I will present some images of the rod for a start, and my thoughts will follow in a few days. Enjoy!
Double locking reel seat and fighting butt and woven graphite inlay
So three days after the “Shallow Water Kingfish” episode I met up with my fishing buddy Alan Bulmer on the Manukau Harbour to hit the last of the outgoing tide. I was already keen as I had encountered some probable kingfish action four days previously in the same spot. And the extra icing on the cake today was my first outing with my brand new Redington Vapen 10 wt rod teamed with a Sage 4210 reel that packed a drag system that could look a kingfish in the eye and say “game on”.
I arrived a few minutes early and was setting up on the beach when a the water erupted a 100 mteres to my right as a decent kahawai was doing a ram raid in the shallows on a school of sprats. I now know that it is possible to run that distance in neoprene chest waders – but alas not fast enough as the hit and run perpetrator was gone before my frantic casts pepered the area. And that was the scene set. Every 30-45 minutes we would witness some sort of predator bust up or movement – but they were all randomly located one-offs. Despite several schools of bait fish present for the whole duration of our fishing we never saw any attacks by multiple predators.

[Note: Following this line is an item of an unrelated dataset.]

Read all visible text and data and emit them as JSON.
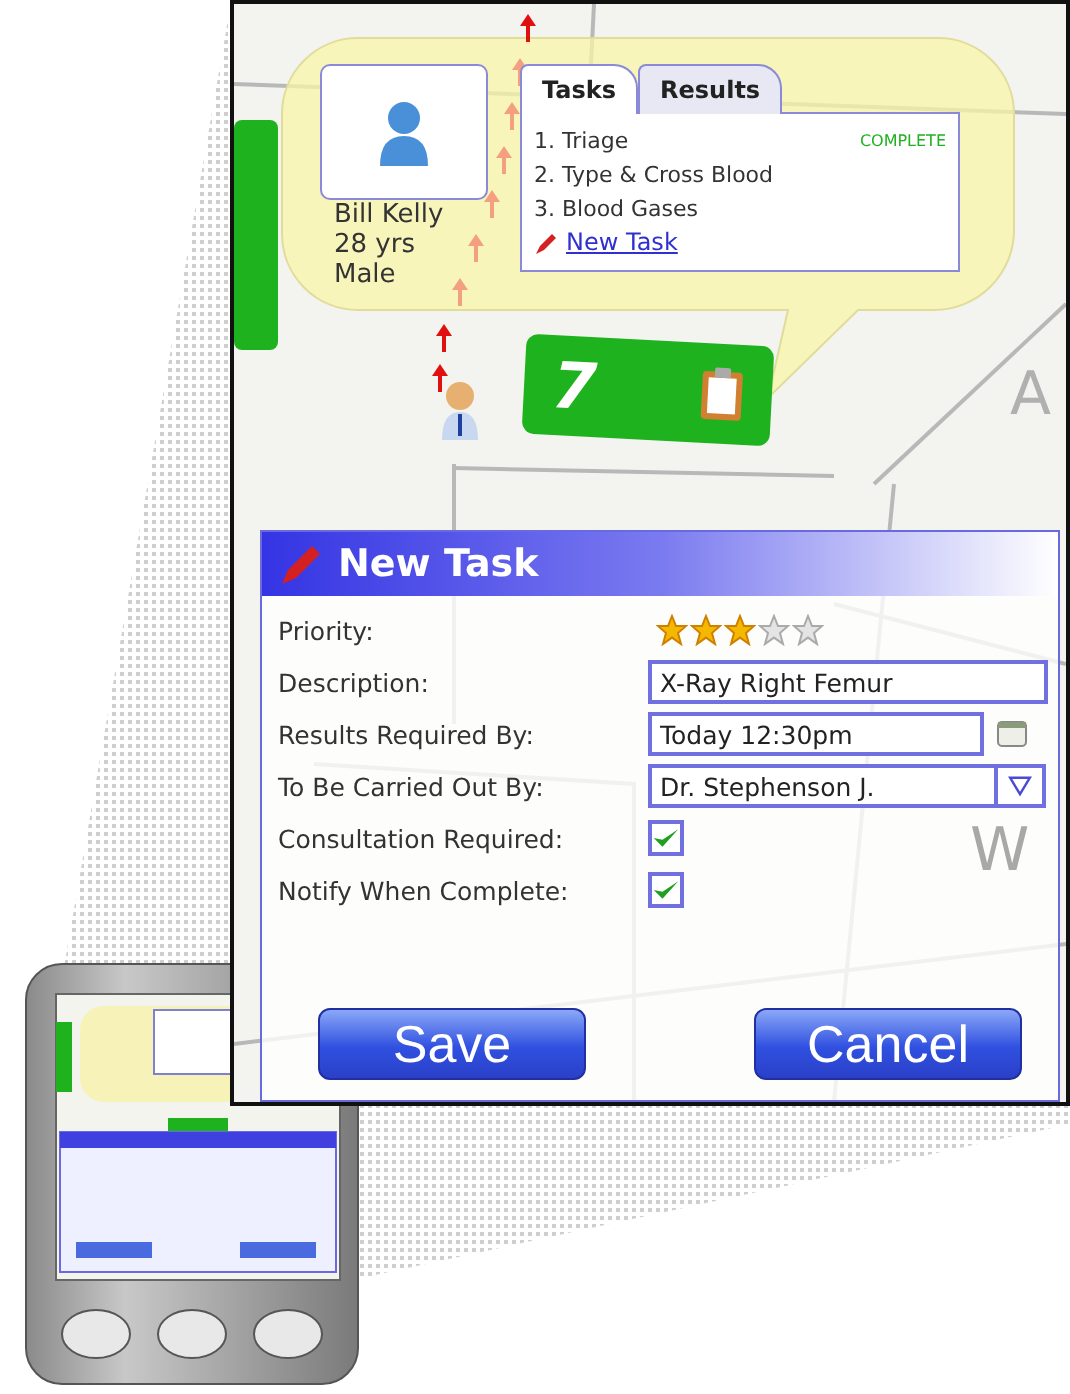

Meanwhile the weather was not following the predicted pattern and the south-easterly was ruffling the surface which both stirred up the silt in the shallows as well as ruffling the surface making spotting cruising fish virtually impossible.
Just on low water, the wind abated for a while and the silty water began to clear. Alan and I fished off a rocky ledge in water barely a meter deep. I was fishing a floating line with a tan and white clouser as a vague imitation of a small flounder such as we know kingfish enjoying hunting in this type of mudflat environment.
I was retrieving in a slow smooth stripping action when the rod tip jolted down, the line went tight and the water boiled about 10 meters in front of me – a decent fish to christen my new outfit! The first run took all the fly line and went another 20-30 meters into the super braid backing. Alan already had his iPhone out and shooting like a seasoned photo-journalist.
It was quickly obvious this wasn’t a 10 kilo kingy, but the head-thrashing tactic of the unseen fish had me thinking ‘snapper’ but it turned out to be good sized kahawai. I cranked the drag up and it definitely put the hurt on as the runs became shorter and shorter, and within 5 mins the fish was exhautsed and was beached without any last moment histrionics.
One of my best land based kahawai on the fly at 2.5 kilos. A handsome fish and worthy of of respect for it pugnacious fighting abilities.